In any case don’t bother to discuss your judgment calls.  Different people may well judge the same occurrence in a game differently.  Discussing your judgment calls more often than not leads to negative exchanges. Remember, it is ONLY your judgment as the game Referee that counts.  Act accordingly.


This is especially important when talking to players and coaches about behavior matters. Don’t threaten or intimidate participants. Your duties do not include such acts.  Instead, offer any comments you give as helpful and sincere counsel or advice. If a participant must be dealt with because of a serious situation, do so.  Do not avoid doing so. Most participants know the consequences of their misconduct. You need not necessarily explain the potential to them unless you believe them so uninformed as to require it.
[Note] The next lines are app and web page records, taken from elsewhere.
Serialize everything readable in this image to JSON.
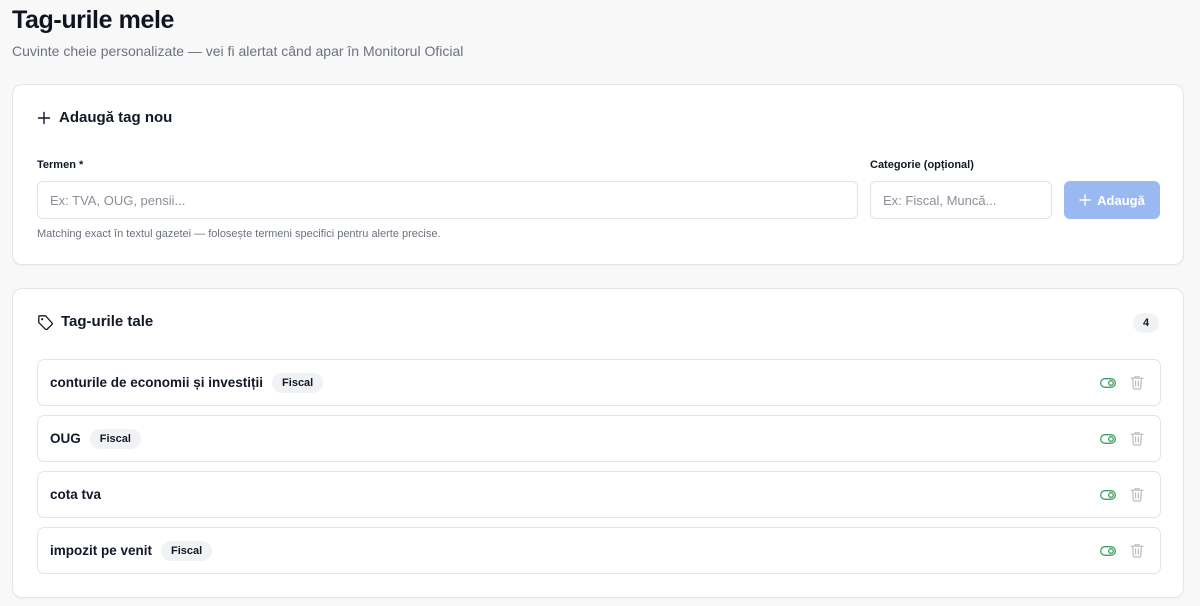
{
  "page": {
    "title": "Tag-urile mele",
    "subtitle": "Cuvinte cheie personalizate — vei fi alertat când apar în Monitorul Oficial"
  },
  "add_card": {
    "title": "Adaugă tag nou",
    "term_label": "Termen *",
    "term_placeholder": "Ex: TVA, OUG, pensii...",
    "term_value": "",
    "category_label": "Categorie (opțional)",
    "category_placeholder": "Ex: Fiscal, Muncă...",
    "category_value": "",
    "add_button_label": "Adaugă",
    "hint": "Matching exact în textul gazetei — folosește termeni specifici pentru alerte precise."
  },
  "list_card": {
    "title": "Tag-urile tale",
    "count": "4",
    "tags": [
      {
        "term": "conturile de economii și investiții",
        "category": "Fiscal",
        "active": true
      },
      {
        "term": "OUG",
        "category": "Fiscal",
        "active": true
      },
      {
        "term": "cota tva",
        "category": "",
        "active": true
      },
      {
        "term": "impozit pe venit",
        "category": "Fiscal",
        "active": true
      }
    ]
  },
  "colors": {
    "accent_disabled": "#9ab9f2",
    "toggle_on": "#3f9f5e",
    "trash_icon": "#b9bcc2"
  },
  "icons": {
    "add_card_icon": "plus-icon",
    "add_button_icon": "plus-icon",
    "list_card_icon": "tag-icon",
    "row_toggle_icon": "toggle-on-icon",
    "row_delete_icon": "trash-icon"
  }
}
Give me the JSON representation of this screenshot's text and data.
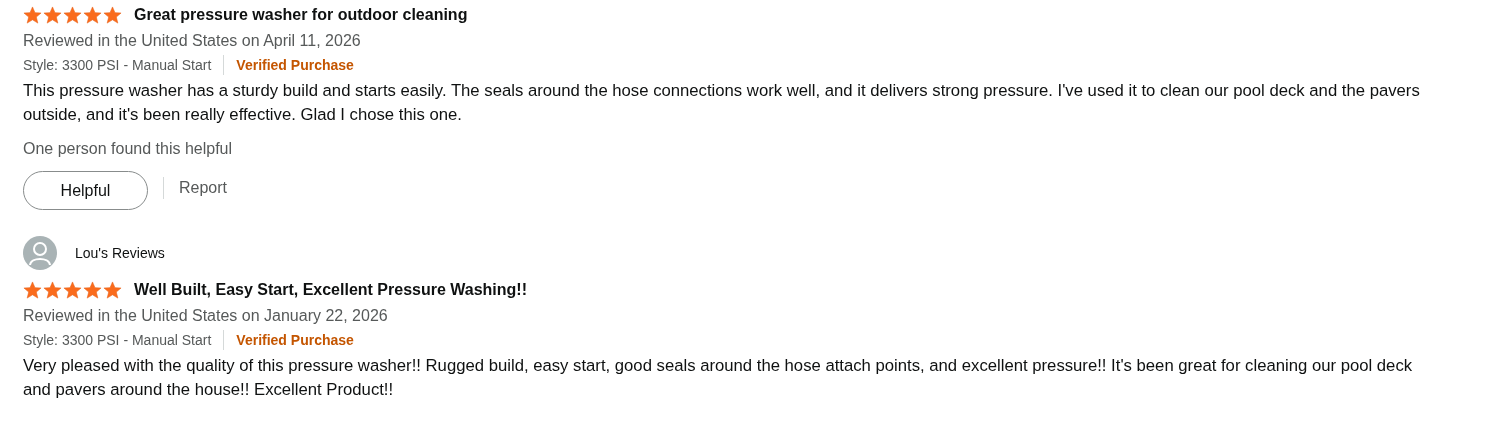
{
  "reviews": [
    {
      "stars": 5,
      "title": "Great pressure washer for outdoor cleaning",
      "reviewed": "Reviewed in the United States on April 11, 2026",
      "style": "Style: 3300 PSI - Manual Start",
      "verified": "Verified Purchase",
      "body": "This pressure washer has a sturdy build and starts easily. The seals around the hose connections work well, and it delivers strong pressure. I've used it to clean our pool deck and the pavers outside, and it's been really effective. Glad I chose this one.",
      "helpful_count": "One person found this helpful",
      "helpful_button": "Helpful",
      "report": "Report"
    },
    {
      "reviewer": "Lou's Reviews",
      "stars": 5,
      "title": "Well Built, Easy Start, Excellent Pressure Washing!!",
      "reviewed": "Reviewed in the United States on January 22, 2026",
      "style": "Style: 3300 PSI - Manual Start",
      "verified": "Verified Purchase",
      "body": "Very pleased with the quality of this pressure washer!! Rugged build, easy start, good seals around the hose attach points, and excellent pressure!! It's been great for cleaning our pool deck and pavers around the house!! Excellent Product!!"
    }
  ]
}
When communicating with participants definitely do not keep saying that you will take a particular disciplinary action and then not do so. That kind of inaction will certainly cause you to lose credibility as an effective Referee very quickly. All participants recognize a refereeing weakness very quickly, and transmit that weakness to other teammates quickly. At that point, some of them may well attempt even more serious misconduct in order to test your limits.


One of you tasks is to help establish a calm environment for the game. You can do this by keeping your own emotions and behavior under control. You set the standard of allowed conduct in the game. Part of setting that standard is through the example of your own behavior. If you remain calm throughout, then that behavior will help positively influence the behavior of participants. It helps to avoid situations that may display your emotions. For example, try to avoid direct confrontations. Not all Referees learn to handle confrontations successfully. Handling confrontations with game participants is a skill that can be learned. Get advice from your Local Chapter Referee Instructors, Assessors, Mentors, or from other respected Referees.

It is fine for you to feel excited about the game. Part of your enjoyment in refereeing should be to feel exhilarated when a well executed play, skill, or team tactic occurs. Obviously, avoid showing your enthusiasm in a way that can be misconstrued as favoring a particular school. You should always appear, and be, impartial.


I have covered a number of attributes that I believe are essential for your success as an Interscholastic Soccer Referee: (1) be competitive, (2) prepare for every game, (3) make the calls, (4) keep the game under control, (5) have your head on right, (6) don’t be a tough individual, (7) get into the flow of the game and the play, (8) don’t bark at participants, (9) show confidence, (1) forget the fans, (11) it is OK to answer questions, (12) choose your words carefully, and (13) stay calm, cool, and collected.

If, in your Interscholastic Soccer Referee activities, you can master these personal behaviors, you should more easily achieve the level of successful refereeing on which you have set your personal sights.